There is a tale about George Washington Plunkett, a politician in the early days of the United States – one which I have always felt got to the heart of what it meant to share a patriotic identity. Asked what it would take to make a newly arrived immigrant on the Lower East Side docks a true American, the experienced politician answered: “Do you give them a copy of The Bill of Rights? No! You give them a job.”

That is how the Chinese are building an empire. From the ancient capital city of Xi'an to Africa, and right across the Belt and Road, China is extending its trade and its influence. It is a new Rome and we are witnessing the birth of the Pax Sinica.

Like all great powers, it will have choices ahead. It is my sincere hope that it chooses, in the words of President Xi’s start-of-the-year address, “to always be a builder of world peace”.

Read the article on City A.M.

“帝国”时代重返——但它具有中国特色
凯思·博内特

本月初,数百家“深圳制造”公司的创新产品荟萃了2018CES国际消费电子展。深圳作为中国创新的摇篮,是英国国际贸易大臣福克斯(Liam Fox)新年访华的首个重点城市。

这就是中国“新征程,新时代”的具体体现,也与上个月在西安举行了全球大会的孔子学院使命相连——传播中国语言和文化,助力渴望在这个快速发展市场有所作为的企业。

一个大国正在以此种方式变得更加强大——无论世界是否已经作好准备。

那些对中国的印象还停留于西安兵马俑的人,很可能对当今这个具有全球影响力的“帝国“感到陌生。然而,我在赶去参加孔子学院大会的旅途上已经对此深有体会了。那时,我乘坐夜间高铁,从天寒地冻的北京疾驰向近千英里之外的西安。当屏幕上显示时速已远超200公里时,我却感觉不到列车的丝毫抖动,而这仅仅是中国四通八达的高铁网络的一小段。

后来,在刘延东副总理主持的会议上,我仔细聆听了泰国一所大学的校长讲述了该校的孔子学院是如何教授当地人中国语言和文化的。为什么泰国人如此重视?因为他们知道中国的高铁正在通往泰国,泰国人很快便能从曼谷做火车抵达中国西南重镇昆明,从而得以深入中国的任何一个省市旅行或贸易。当年美国的开拓者们知道,铁路修通便会带来一样东西:工作。
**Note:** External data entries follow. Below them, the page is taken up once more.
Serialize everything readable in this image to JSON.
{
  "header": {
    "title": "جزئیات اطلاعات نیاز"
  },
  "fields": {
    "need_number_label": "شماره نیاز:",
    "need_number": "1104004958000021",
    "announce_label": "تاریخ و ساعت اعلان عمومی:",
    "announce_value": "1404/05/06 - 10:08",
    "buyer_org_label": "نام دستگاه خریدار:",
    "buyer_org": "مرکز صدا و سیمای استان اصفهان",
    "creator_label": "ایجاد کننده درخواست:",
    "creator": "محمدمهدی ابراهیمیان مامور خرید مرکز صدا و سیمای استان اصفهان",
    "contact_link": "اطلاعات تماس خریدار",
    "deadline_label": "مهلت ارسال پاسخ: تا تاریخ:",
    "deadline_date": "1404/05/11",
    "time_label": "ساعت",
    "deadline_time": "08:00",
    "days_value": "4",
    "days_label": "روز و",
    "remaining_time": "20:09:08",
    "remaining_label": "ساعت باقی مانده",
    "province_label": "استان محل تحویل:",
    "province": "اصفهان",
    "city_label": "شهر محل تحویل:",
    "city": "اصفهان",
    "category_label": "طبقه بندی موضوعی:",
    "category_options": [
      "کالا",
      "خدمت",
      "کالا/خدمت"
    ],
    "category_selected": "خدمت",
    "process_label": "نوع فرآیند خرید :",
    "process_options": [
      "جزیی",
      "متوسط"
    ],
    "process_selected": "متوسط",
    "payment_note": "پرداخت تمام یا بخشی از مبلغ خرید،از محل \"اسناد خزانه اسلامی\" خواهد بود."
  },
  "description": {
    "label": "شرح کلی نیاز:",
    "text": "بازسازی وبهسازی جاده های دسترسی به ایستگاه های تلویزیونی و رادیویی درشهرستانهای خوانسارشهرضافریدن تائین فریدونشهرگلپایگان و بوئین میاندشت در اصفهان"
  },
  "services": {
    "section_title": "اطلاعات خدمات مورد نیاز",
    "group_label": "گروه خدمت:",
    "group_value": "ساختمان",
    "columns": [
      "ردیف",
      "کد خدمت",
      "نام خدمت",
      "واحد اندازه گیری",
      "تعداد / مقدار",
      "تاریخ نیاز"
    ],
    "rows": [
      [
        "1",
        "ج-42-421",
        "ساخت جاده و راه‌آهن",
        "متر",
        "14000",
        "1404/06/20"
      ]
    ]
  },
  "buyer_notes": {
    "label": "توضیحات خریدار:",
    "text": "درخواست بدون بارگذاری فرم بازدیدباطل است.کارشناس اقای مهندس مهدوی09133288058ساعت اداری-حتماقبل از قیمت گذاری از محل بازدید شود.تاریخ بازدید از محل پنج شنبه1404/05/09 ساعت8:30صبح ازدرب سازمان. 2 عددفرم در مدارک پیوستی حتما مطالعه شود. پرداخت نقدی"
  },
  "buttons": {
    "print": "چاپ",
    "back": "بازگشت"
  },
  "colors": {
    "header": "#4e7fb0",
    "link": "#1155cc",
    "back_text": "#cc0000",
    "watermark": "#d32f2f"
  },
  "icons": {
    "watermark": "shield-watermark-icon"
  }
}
泰国人如今已意识到,他们将参与一项世界前所未见的事业,将会带来巨大的繁荣。

中国的高铁和飞速发展的地区性空港建设将会将习近平主席的设想变为现实,即用最长八个小时的旅行距离将中国任意两个地方连在一起。中国领导人愿意大规模投资联通整个亚洲的基础设施建设,打造一个新的时代。他们一定能够成功,世界也将由此改变。
作为一名英国人,我目睹了“帝国“的遗产,而在地球的另一端,一个新时代正在开启。从我在全球孔子学院大会开幕式上的所见所闻中,便可一窥全球秩序的变化。

常规演讲结束后, 一名披着伊斯兰头巾的非洲盲人少女被带进了会场。这位来自喀土穆大学的学生用流利的汉语向与会代表讲述了自己为何要学这门语言。她从小热爱语言,父亲便鼓励她学习汉语,以便将来在苏丹的中国公司里找一份工作。当她将被带下舞台时,刘延东副总理决定起身向她表达感谢,于是她给了这个非洲小女孩一个热情的拥抱。

当时我就坐在前排,看到了这个拥抱的过程。完全不是敷衍了事,也不是大力一搂,刘副总理的拥抱非常温柔,充满关爱。刘延东,这位为汉语传播事业殚精竭虑的副总理,她拥抱的是下一代的世界。

我想讲一个关于美国早期政治家普朗基特(George Washington Plunkett)的故事,这个故事常常使我感到能够直击国家身份认同问题的要害。有人问,怎么做才能让新移民成为真正的美国人,这名资深政治人物回答道:“难道要给他们一本《权利法案》吗?不!是给他们一份工作。”

中国人如今正是以这种方式构筑“帝国”。无论是从古都西安到非洲,还是穿越“一带一路”,中国正在扩大自己的贸易和影响力。这是一个新的罗马帝国,而我们正在见证“中式和平”(Pax Sinica)的诞生。

所有的大国都必须面临未来道路的选择。我真诚希望中国能像习主席在新年演说中说的那样“始终做世界和平的建设者”。
来源: 城市上午(City A.M.)

2018年1月28日
http://www.cityam.com/279612/age-empire-returning-and-has-chinese-characteristics